[[ EXTRACTED RECORDS, beginning ]]

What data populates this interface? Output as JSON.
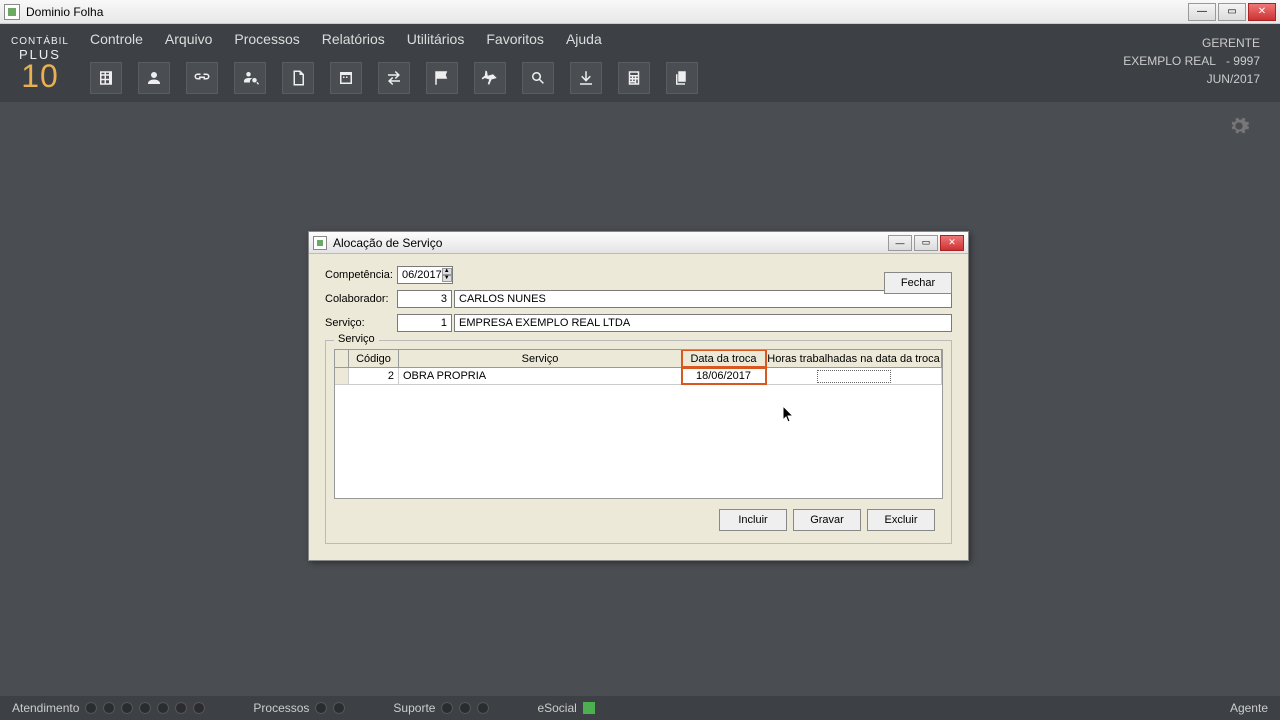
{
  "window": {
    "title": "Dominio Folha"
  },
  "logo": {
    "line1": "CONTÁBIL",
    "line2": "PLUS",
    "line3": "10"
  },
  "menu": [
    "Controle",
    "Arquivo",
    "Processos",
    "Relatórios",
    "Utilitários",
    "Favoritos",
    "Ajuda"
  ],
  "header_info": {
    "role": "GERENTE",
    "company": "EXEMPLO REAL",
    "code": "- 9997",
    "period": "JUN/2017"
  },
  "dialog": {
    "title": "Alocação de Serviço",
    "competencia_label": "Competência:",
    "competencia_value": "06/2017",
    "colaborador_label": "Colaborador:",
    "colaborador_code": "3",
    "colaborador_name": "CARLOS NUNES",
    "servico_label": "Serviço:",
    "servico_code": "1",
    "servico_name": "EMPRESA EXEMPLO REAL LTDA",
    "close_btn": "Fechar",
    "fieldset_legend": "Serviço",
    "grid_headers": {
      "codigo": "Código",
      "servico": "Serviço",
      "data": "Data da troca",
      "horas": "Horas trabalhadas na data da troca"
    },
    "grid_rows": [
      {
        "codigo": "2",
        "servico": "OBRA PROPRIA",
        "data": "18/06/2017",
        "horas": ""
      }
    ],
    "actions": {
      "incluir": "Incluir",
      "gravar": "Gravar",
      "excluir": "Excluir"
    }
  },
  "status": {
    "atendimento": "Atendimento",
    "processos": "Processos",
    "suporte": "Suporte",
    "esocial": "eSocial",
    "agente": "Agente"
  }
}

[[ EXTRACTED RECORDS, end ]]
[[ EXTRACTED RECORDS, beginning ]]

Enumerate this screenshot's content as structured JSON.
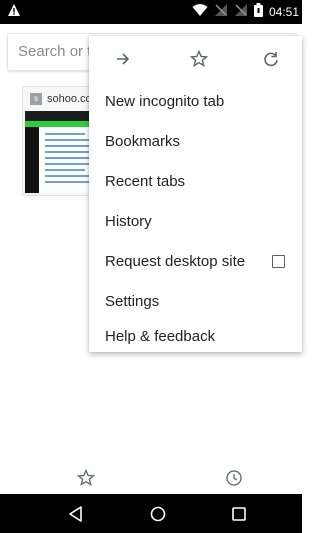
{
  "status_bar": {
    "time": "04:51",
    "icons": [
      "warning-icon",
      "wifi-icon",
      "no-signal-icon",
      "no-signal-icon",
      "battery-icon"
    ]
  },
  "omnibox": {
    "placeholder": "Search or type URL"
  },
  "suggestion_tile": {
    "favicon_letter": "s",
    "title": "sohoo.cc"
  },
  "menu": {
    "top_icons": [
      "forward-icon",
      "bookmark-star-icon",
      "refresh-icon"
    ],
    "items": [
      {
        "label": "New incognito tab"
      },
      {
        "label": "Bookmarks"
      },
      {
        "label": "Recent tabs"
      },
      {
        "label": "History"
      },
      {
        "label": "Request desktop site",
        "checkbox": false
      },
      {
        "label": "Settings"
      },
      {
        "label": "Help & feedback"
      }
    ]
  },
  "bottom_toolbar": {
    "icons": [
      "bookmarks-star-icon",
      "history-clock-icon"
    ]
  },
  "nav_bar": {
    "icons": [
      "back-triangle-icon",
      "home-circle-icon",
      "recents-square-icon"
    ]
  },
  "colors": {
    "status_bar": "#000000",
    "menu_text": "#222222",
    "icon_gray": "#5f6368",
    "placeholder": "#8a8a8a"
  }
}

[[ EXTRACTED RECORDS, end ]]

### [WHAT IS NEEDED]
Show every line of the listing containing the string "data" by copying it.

### [ANSWER TO THE EXERCISE]
What data populates this interface? Output as JSON.
      "data": "Data da troca",
      "horas": "Horas trabalhadas na data da troca"
        "data": "18/06/2017",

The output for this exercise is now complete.